A-Lab Forum: ARTE UTIL
Known as “the Angry Ones” in Greek myth, the Furies were a trio of vengeful women born from the blood drops of the castrated appendage of Uranus (whose Titan son, Cronus, did him a dirty turn). They were psychological tormentors, the personification of vindictiveness and retribution. In art they were represented as winged creatures wearing nothing but snakes. In this reading by emerging writers Jamey Bradbury, Ansel Elkins, and Thera Webb—recent graduates of the MFA program in creative writing at University of North Carolina-Greensboro—they will forego niceties and read from an unforgiving selection of their latest work. If you’re bored with bucolic love poems, or have recently be wronged by a paramour, this Gathering of the Tribes is the place to savor the sweet taste of revenge.

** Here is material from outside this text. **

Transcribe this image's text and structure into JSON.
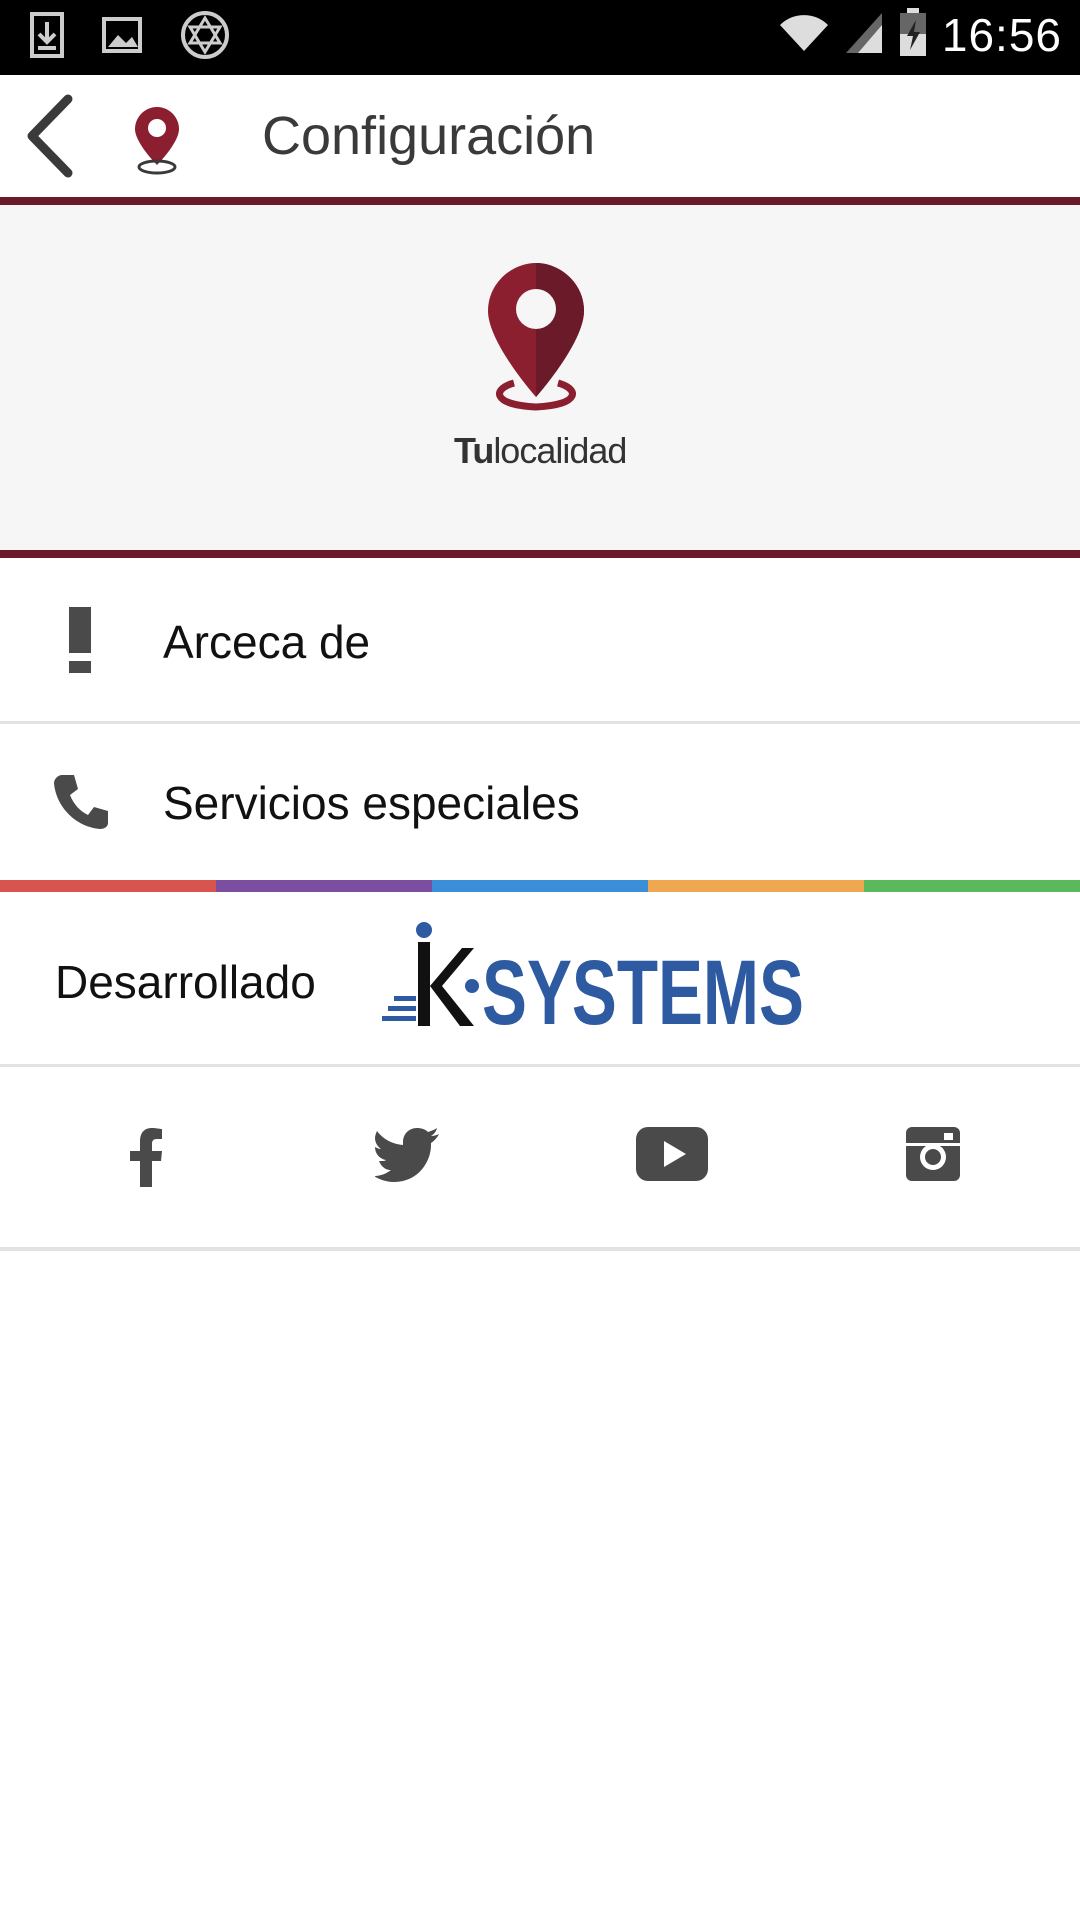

Lehmann Maupin Gallery in collaboration with Sikkema Jenkins & Co.,is pleased to present, Fall Frum Grace, Miss Pipi’s Blue Tale, a joint exhibition of new works by Kara Walker, on view 21 April – 4 June, 2011 at 201 Chrystie Street. At Lehmann Maupin Gallery, Walker will present three new video works, which draw on her own experience in the Mississippi Delta, “a region mythologized in song and popular culture but tragically depressing.” She explains, “I drove down to the Delta thinking about the terrors of Jim Crow and slavery, yet the silent indifference of the landscape and the economic stasis, lack of mobility, and the persistence of a racist memory in the area was what stuck.”

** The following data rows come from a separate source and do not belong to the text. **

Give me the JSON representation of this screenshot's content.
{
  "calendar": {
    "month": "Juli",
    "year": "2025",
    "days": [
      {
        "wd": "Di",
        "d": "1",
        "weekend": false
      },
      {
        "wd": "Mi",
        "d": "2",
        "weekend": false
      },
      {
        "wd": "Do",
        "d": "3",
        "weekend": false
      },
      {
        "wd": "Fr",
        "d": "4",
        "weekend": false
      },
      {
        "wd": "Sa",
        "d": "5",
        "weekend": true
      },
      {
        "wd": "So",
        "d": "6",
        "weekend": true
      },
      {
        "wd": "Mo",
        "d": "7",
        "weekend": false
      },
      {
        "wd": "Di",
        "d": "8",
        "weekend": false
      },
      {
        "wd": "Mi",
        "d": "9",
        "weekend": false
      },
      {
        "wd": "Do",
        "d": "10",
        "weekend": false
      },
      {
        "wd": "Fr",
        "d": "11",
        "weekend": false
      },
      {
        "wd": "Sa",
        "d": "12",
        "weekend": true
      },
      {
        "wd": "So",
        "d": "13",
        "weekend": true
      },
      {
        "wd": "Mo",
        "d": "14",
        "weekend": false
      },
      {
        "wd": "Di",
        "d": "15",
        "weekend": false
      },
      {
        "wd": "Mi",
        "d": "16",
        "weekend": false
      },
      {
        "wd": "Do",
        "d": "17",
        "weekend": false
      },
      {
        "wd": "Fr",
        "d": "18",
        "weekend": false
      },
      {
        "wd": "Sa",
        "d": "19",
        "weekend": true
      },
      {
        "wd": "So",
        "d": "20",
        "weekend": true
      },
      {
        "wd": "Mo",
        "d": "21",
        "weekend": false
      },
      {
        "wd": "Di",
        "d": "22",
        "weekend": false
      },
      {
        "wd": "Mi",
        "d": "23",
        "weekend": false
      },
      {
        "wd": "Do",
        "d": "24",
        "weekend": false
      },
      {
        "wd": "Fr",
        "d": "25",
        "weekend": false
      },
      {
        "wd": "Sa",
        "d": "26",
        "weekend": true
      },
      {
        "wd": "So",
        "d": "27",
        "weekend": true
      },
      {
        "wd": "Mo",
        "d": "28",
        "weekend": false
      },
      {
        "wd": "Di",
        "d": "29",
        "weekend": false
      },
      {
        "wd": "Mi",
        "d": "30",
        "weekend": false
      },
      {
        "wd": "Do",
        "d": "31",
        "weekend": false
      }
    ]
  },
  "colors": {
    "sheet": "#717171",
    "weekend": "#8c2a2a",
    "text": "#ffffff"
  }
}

The exhibition at Sikkema Jenkins & Co., Dust Jackets for the Niggerati- and Supporting Dissertations, Drawings submitted ruefully by Dr. Kara E. Walker, will feature new graphite drawings and hand-printed texts on paper. This body of work grew out of the artist’s search for understanding of the way that power asserts itself in interpersonal and geopolitical spheres. As she embarked on this quest the figural elements began to disappear from her work. Now, they emerge again in what Walker describes as a “giddy embrace” of the figural and the narrative.